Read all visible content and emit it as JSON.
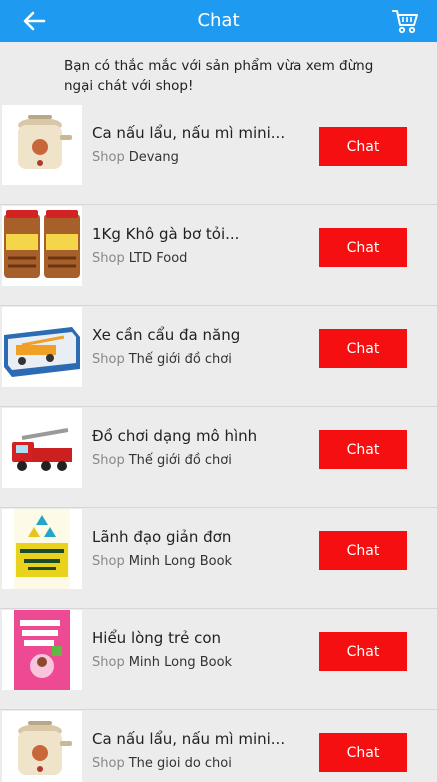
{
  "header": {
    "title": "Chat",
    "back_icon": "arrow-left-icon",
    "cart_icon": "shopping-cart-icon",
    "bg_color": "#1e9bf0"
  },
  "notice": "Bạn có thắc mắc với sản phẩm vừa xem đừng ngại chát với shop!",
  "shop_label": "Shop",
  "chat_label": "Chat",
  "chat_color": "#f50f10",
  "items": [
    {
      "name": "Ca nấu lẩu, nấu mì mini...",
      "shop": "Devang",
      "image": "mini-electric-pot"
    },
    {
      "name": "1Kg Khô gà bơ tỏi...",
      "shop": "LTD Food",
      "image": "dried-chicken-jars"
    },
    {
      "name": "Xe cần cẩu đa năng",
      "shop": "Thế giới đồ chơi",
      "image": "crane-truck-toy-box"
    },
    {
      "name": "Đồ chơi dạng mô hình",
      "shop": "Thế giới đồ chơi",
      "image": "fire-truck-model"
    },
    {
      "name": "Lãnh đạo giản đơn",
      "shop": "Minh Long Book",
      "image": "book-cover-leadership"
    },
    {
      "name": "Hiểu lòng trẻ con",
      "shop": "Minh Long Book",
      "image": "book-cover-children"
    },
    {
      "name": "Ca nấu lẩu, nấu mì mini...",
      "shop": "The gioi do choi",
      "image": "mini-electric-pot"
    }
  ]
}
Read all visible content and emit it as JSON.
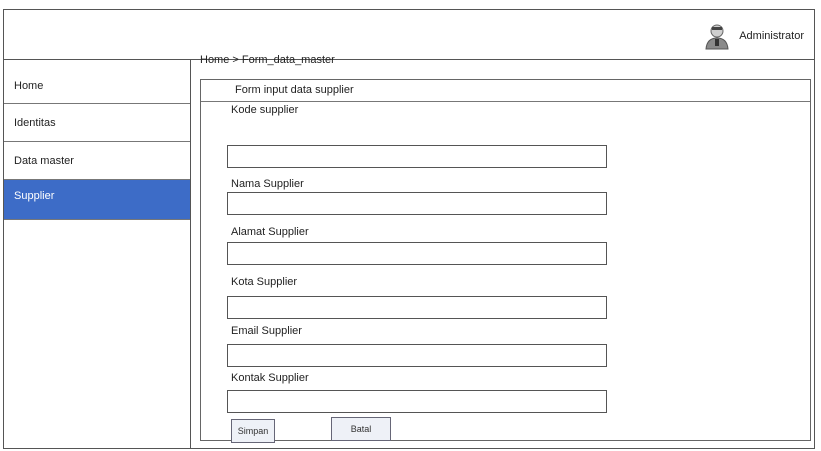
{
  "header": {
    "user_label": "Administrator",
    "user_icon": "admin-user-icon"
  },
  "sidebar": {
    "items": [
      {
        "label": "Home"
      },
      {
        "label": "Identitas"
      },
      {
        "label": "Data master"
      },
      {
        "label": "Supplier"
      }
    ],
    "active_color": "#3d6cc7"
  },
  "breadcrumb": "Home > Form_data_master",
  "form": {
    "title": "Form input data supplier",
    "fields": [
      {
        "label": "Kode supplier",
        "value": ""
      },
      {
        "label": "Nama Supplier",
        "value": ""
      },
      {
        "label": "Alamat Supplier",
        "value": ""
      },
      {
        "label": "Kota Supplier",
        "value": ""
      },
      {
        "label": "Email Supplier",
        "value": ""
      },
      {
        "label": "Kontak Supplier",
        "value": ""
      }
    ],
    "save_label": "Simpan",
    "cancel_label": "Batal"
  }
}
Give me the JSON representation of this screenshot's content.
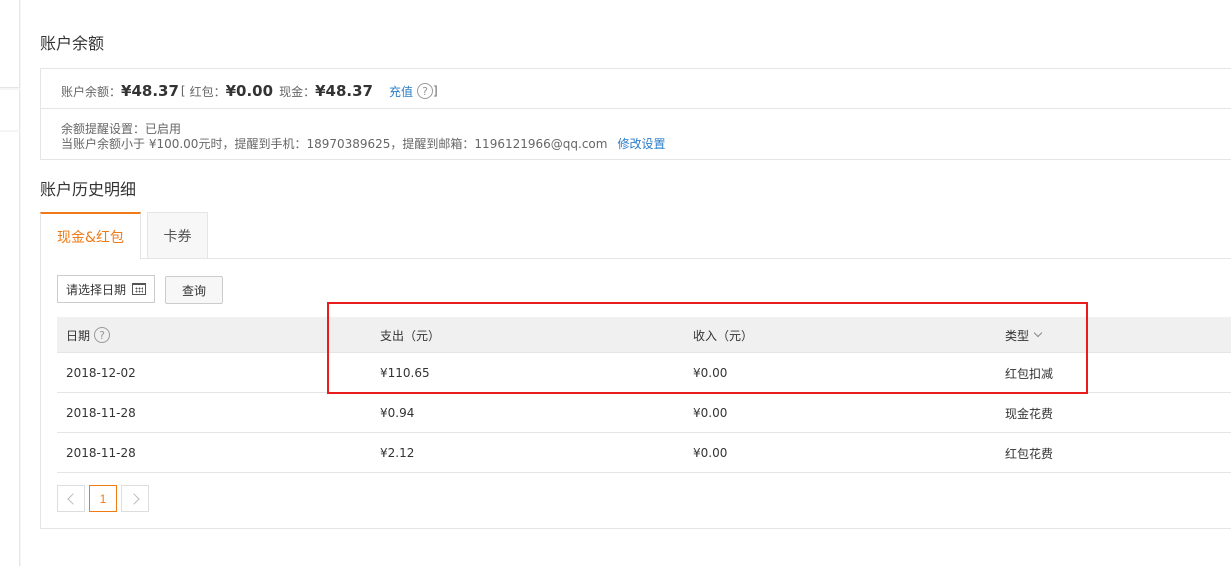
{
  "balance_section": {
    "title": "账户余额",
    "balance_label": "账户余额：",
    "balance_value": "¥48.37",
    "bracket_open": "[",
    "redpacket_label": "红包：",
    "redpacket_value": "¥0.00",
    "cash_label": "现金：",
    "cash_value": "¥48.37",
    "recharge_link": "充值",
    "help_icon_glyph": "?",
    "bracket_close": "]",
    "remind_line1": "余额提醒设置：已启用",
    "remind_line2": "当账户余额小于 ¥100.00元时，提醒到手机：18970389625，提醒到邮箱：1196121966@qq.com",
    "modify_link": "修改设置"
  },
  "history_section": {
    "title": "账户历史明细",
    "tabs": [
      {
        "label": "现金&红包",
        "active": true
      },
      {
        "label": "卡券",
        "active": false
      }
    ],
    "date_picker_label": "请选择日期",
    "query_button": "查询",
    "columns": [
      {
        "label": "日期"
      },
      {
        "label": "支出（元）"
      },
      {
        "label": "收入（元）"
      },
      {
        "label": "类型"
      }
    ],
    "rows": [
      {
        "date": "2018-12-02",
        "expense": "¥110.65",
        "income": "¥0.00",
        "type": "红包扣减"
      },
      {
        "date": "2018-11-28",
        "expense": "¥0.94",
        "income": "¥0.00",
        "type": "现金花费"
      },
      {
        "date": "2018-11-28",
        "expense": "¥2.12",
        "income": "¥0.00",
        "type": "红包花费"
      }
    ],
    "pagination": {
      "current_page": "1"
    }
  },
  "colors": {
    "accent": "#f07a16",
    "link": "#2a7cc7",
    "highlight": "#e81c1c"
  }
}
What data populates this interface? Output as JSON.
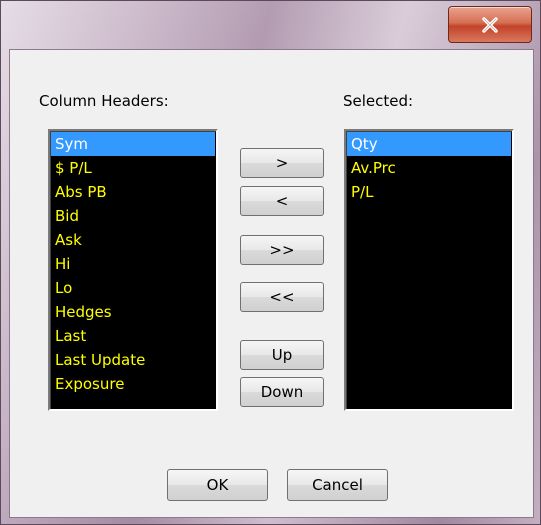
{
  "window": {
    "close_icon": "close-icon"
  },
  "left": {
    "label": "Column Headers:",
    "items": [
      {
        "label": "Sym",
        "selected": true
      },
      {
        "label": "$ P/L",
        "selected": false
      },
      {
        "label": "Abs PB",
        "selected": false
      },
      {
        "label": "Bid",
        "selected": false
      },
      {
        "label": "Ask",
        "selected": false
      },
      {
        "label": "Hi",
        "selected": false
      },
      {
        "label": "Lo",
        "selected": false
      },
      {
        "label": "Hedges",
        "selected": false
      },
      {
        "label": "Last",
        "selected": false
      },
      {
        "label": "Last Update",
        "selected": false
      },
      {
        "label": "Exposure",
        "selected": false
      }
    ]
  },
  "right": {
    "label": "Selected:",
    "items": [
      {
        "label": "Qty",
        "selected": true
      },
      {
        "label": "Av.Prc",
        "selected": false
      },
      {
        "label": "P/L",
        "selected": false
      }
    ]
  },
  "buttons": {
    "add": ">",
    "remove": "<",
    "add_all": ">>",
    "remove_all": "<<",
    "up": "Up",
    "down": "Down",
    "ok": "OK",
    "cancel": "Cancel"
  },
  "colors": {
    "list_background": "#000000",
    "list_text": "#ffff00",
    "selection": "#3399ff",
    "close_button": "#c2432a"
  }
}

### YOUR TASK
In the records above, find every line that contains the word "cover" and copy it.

### TASK ANSWER
      "image": "book-cover-leadership"
      "image": "book-cover-children"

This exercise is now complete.